We open on a shot of a stuffed Garfield doll hanging inside the windshield of someone's Jeep. I loved Garfield when I was, like, ten. Then I grew up and moved on to more adult things. Like Calvin and Hobbes, for instance. I knew I was getting old when I started to identify with Dilbert. But if I ever look at For Better Or For Worse, euthanasia will be not only appropriate but encouraged. Anyway, there's a traffic snarl in the parking lot of Neptune High, caused by the apparent breakdown of our intrepid heroine's LeBaron. Might want to think about a product-placement fee for Season 2, Chrysler. I mean, with Daimler behind you, I think you might be able to scrape up a little something for a UPN show. Veronica's working under the hood of her car as idiots honk their horns.
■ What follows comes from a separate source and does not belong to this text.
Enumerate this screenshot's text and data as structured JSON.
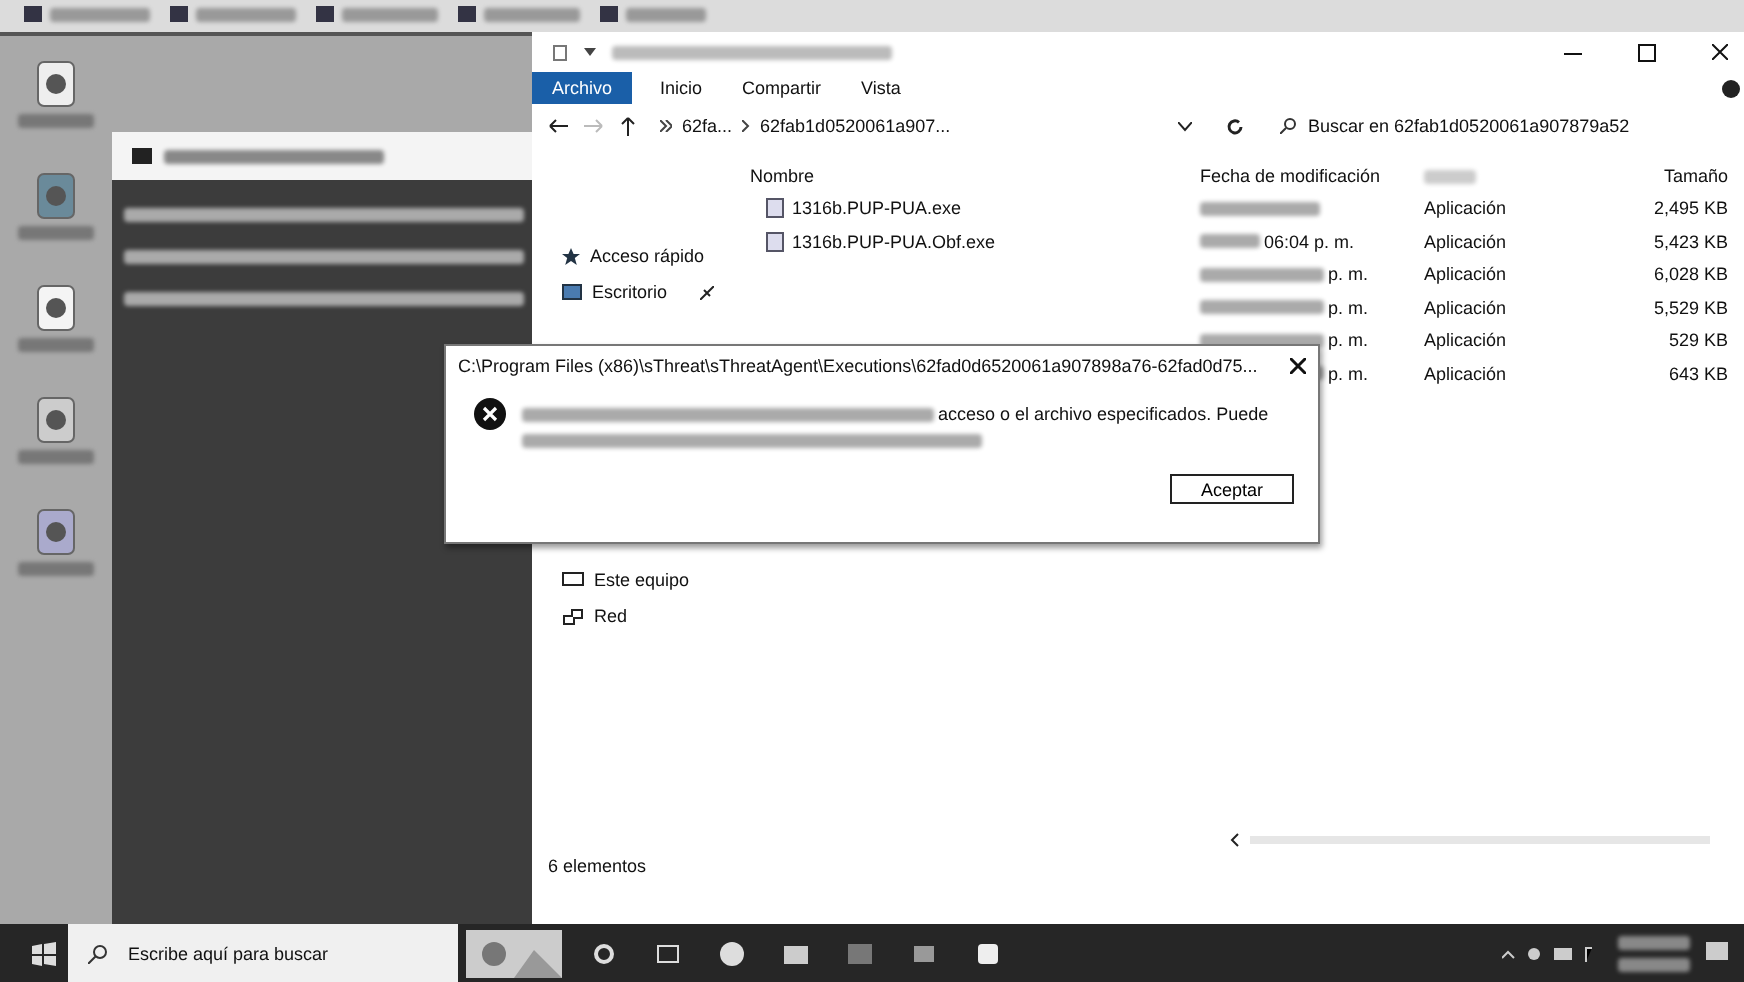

And speaking of idiots, Dick Casablancas strolls up with a younger kid whom we'll learn is his brother Beaver. I'd be sad that the older brother wasn't named Wally, were his actual name not so undeniably fitting. Also, there's another sense in which Dick goes with Beaver, and if you think the writers didn't think of that, you haven't been watching the show. That also applies if you think that they wouldn't go there because it's a little incestuous and creepy. And one last point about names: I dropped the moniker "Ugly Owen Wilson" for two reasons. One, as I implied earlier, there's just something very satisfying about calling this character "Dick." And two, I recently saw a current picture of the famous original, and I have to concede that the nickname "Ugly Owen Wilson" is now woefully redundant. I'd go with "Poor Man's Owen Wilson," but that's a lot longer than "Dick," and I'm still in the first minute here.